‘The ultimate measure of a person is not where they stand in moments of convenience, but where they stand in moments of challenge, moments of great crisis and controversy.’

Doing what is right in difficult situations in the workplace is a huge challenge. In his book, God at Work, Ken Costa writes, ‘There are right and wrong choices … all the invented terms such as “inappropriate” and “counterproductive” are efforts to avoid the simple ethical fact that there is a right and wrong course of action.’

When facing a difficult pastoral situation those of us in the leadership of the church need to remind ourselves that the first question we have to ask is, ‘What is the right thing to do?’ And only then move to the second question, ‘What is the most pastoral way to do it?’

Of course, none of us get it right all the time. We all make mistakes. As Ken Costa writes, ‘We only grow in wisdom if we learn from our mistakes. Siegmund Warburg [Ken’s first boss] said on this subject: “Some name it disappointment and become poorer, others name it experience and become richer.” ’

In today’s New Testament passage, Paul writes to the Thessalonians, ‘Never tire of doing what is right’ (2 Thessalonians 3:13). Jesus did not go for the easy or popular solution, but he always did the right thing. This is an important principle that runs throughout the entire Bible.'

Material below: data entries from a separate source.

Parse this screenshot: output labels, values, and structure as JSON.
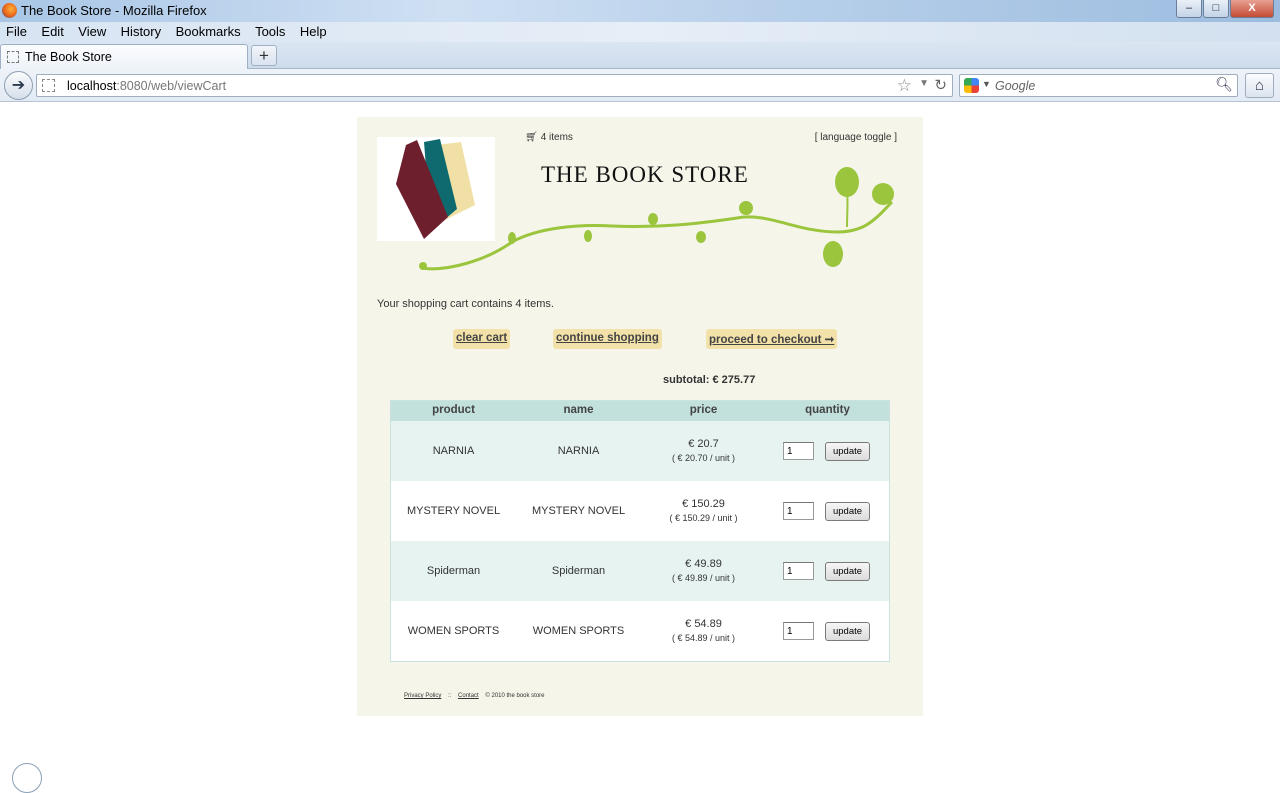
{
  "window": {
    "title": "The Book Store - Mozilla Firefox",
    "controls": [
      "–",
      "□",
      "X"
    ]
  },
  "menu": [
    "File",
    "Edit",
    "View",
    "History",
    "Bookmarks",
    "Tools",
    "Help"
  ],
  "tab": {
    "label": "The Book Store",
    "new_tab": "+"
  },
  "address": {
    "host": "localhost",
    "path": ":8080/web/viewCart"
  },
  "search": {
    "placeholder": "Google"
  },
  "header": {
    "cart_items": "4 items",
    "language_toggle": "[ language toggle ]",
    "store_title": "THE BOOK STORE"
  },
  "cart": {
    "message": "Your shopping cart contains 4 items.",
    "actions": {
      "clear": "clear cart",
      "continue": "continue shopping",
      "checkout": "proceed to checkout ➞"
    },
    "subtotal": "subtotal: € 275.77",
    "columns": [
      "product",
      "name",
      "price",
      "quantity"
    ],
    "update_label": "update",
    "rows": [
      {
        "product": "NARNIA",
        "name": "NARNIA",
        "price": "€ 20.7",
        "unit": "( € 20.70 / unit )",
        "quantity": "1"
      },
      {
        "product": "MYSTERY NOVEL",
        "name": "MYSTERY NOVEL",
        "price": "€ 150.29",
        "unit": "( € 150.29 / unit )",
        "quantity": "1"
      },
      {
        "product": "Spiderman",
        "name": "Spiderman",
        "price": "€ 49.89",
        "unit": "( € 49.89 / unit )",
        "quantity": "1"
      },
      {
        "product": "WOMEN SPORTS",
        "name": "WOMEN SPORTS",
        "price": "€ 54.89",
        "unit": "( € 54.89 / unit )",
        "quantity": "1"
      }
    ]
  },
  "footer": {
    "privacy": "Privacy Policy",
    "separator": "::",
    "contact": "Contact",
    "copyright": "© 2010 the book store"
  },
  "colors": {
    "page_bg": "#f5f5ea",
    "table_header": "#c2e0dc",
    "row_alt": "#e6f3f1",
    "action_button": "#f2e1a9",
    "vine_green": "#9bc53d",
    "book_maroon": "#6e1f2e",
    "book_teal": "#0e6a6e",
    "book_cream": "#f1e0a6"
  }
}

From my BiOY notes today. As it happen Ken is coming to speak to the 350 today.